Education and Employment Initiatives
The Chickasaw have many unique educational initiatives. Many of the programs are heavily focused on the arts, an unusual trend among communities that have a weaker economy. Stage acting (1), guitar school (2), and choir programs (3) are among the list of arts promotion initiatives. However, the programs are not limited to the arts. There is a strong movement to bring science and literacy into the community, including a space camp (4) and free books for young children (5). The Chickasaw excel in providing educational incentives and scholarships. One of the scholarships is available to people beyond their community (6), which greatly aids in the advocacy for the tribe and establishes great relationships with the surrounding areas. The Chickasaw also have many programs designed to help their residents gain employment. Aside from the programs that help the general public achieve employment in private and public sectors, the tribe also has individualized programs to help those who have difficulties becoming employed. Such programs include a re-entry into the workforce [for those whose barriers may include incarceration or parole] (7) and vocational rehabilitation for those who have disabilities (8). The tribe also helps out their communitie' business people with different centers for consultation and aid (9).

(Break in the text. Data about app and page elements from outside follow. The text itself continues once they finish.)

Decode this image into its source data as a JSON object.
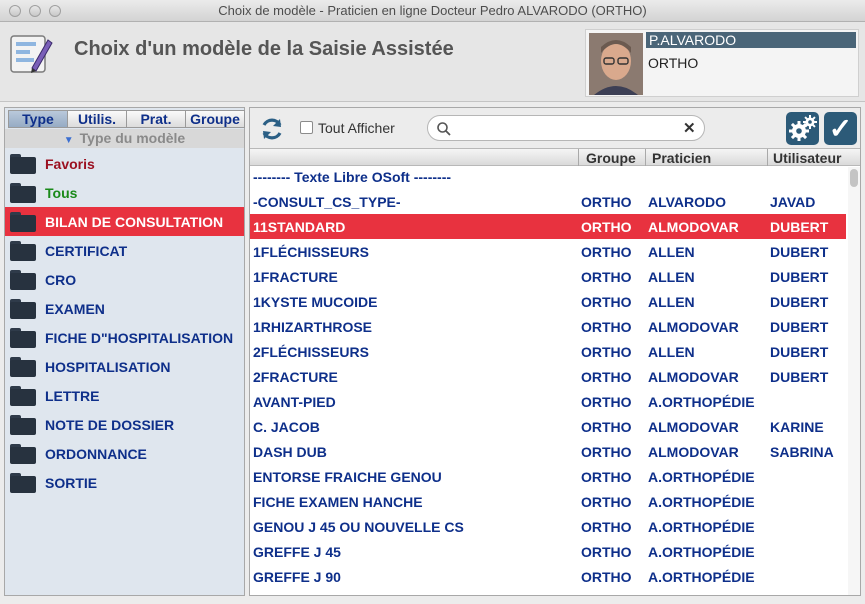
{
  "window": {
    "title": "Choix de modèle - Praticien en ligne Docteur Pedro ALVARODO (ORTHO)"
  },
  "header": {
    "title": "Choix d'un modèle de la Saisie Assistée"
  },
  "user": {
    "name": "P.ALVARODO",
    "specialty": "ORTHO"
  },
  "tabs": [
    "Type",
    "Utilis.",
    "Prat.",
    "Groupe"
  ],
  "type_header": "Type du modèle",
  "types": [
    {
      "label": "Favoris",
      "color": "#9b1020"
    },
    {
      "label": "Tous",
      "color": "#1a8a1a"
    },
    {
      "label": "BILAN DE CONSULTATION",
      "selected": true
    },
    {
      "label": "CERTIFICAT"
    },
    {
      "label": "CRO"
    },
    {
      "label": "EXAMEN"
    },
    {
      "label": "FICHE D\"HOSPITALISATION"
    },
    {
      "label": "HOSPITALISATION"
    },
    {
      "label": "LETTRE"
    },
    {
      "label": "NOTE DE DOSSIER"
    },
    {
      "label": "ORDONNANCE"
    },
    {
      "label": "SORTIE"
    }
  ],
  "toolbar": {
    "show_all_label": "Tout Afficher",
    "search_value": "",
    "search_placeholder": ""
  },
  "columns": {
    "group": "Groupe",
    "praticien": "Praticien",
    "user": "Utilisateur"
  },
  "separator_row": "-------- Texte Libre OSoft --------",
  "rows": [
    {
      "name": "-CONSULT_CS_TYPE-",
      "group": "ORTHO",
      "praticien": "ALVARODO",
      "user": "JAVAD"
    },
    {
      "name": "11STANDARD",
      "group": "ORTHO",
      "praticien": "ALMODOVAR",
      "user": "DUBERT",
      "selected": true
    },
    {
      "name": "1FLÉCHISSEURS",
      "group": "ORTHO",
      "praticien": "ALLEN",
      "user": "DUBERT"
    },
    {
      "name": "1FRACTURE",
      "group": "ORTHO",
      "praticien": "ALLEN",
      "user": "DUBERT"
    },
    {
      "name": "1KYSTE MUCOIDE",
      "group": "ORTHO",
      "praticien": "ALLEN",
      "user": "DUBERT"
    },
    {
      "name": "1RHIZARTHROSE",
      "group": "ORTHO",
      "praticien": "ALMODOVAR",
      "user": "DUBERT"
    },
    {
      "name": "2FLÉCHISSEURS",
      "group": "ORTHO",
      "praticien": "ALLEN",
      "user": "DUBERT"
    },
    {
      "name": "2FRACTURE",
      "group": "ORTHO",
      "praticien": "ALMODOVAR",
      "user": "DUBERT"
    },
    {
      "name": "AVANT-PIED",
      "group": "ORTHO",
      "praticien": "A.ORTHOPÉDIE",
      "user": ""
    },
    {
      "name": "C. JACOB",
      "group": "ORTHO",
      "praticien": "ALMODOVAR",
      "user": "KARINE"
    },
    {
      "name": "DASH  DUB",
      "group": "ORTHO",
      "praticien": "ALMODOVAR",
      "user": "SABRINA"
    },
    {
      "name": "ENTORSE FRAICHE GENOU",
      "group": "ORTHO",
      "praticien": "A.ORTHOPÉDIE",
      "user": ""
    },
    {
      "name": "FICHE EXAMEN HANCHE",
      "group": "ORTHO",
      "praticien": "A.ORTHOPÉDIE",
      "user": ""
    },
    {
      "name": "GENOU J 45 OU NOUVELLE CS",
      "group": "ORTHO",
      "praticien": "A.ORTHOPÉDIE",
      "user": ""
    },
    {
      "name": "GREFFE J 45",
      "group": "ORTHO",
      "praticien": "A.ORTHOPÉDIE",
      "user": ""
    },
    {
      "name": "GREFFE J 90",
      "group": "ORTHO",
      "praticien": "A.ORTHOPÉDIE",
      "user": ""
    }
  ]
}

Preserving the Culture
The tribe certainly is not lacking in cultural preservation. There is an abundance of events, clubs, classes, and many other ways people can actively participate in the well-maintained culture. The Historical Preservation committee (1) works with federal agencies to ensure that the sacred areas and traditions are maintained and freely practiced. Meanwhile, the Chickasaw Historical Society (2) works internally and promotes different arts, traditions, and other cultural aspects. They host many of the events and classes that teach about Chickasaw culture. Their traditions are kept vividly alive through different acting clubs, art contests and classes, and language preservation (3). The most important initiative is the language one, as that is the area of the culture that is subpar. There no longer exist any monolingual Chickasaw speakers, and very few people who are bilingual in Chickasaw and English (the majority are monolingual English speakers) (4). Therefore, the Chickasaw have promoted and maintained many classes to familiarize their people with the language (5). The Chickasaw make strong efforts to preserve the language and their efforts are evident.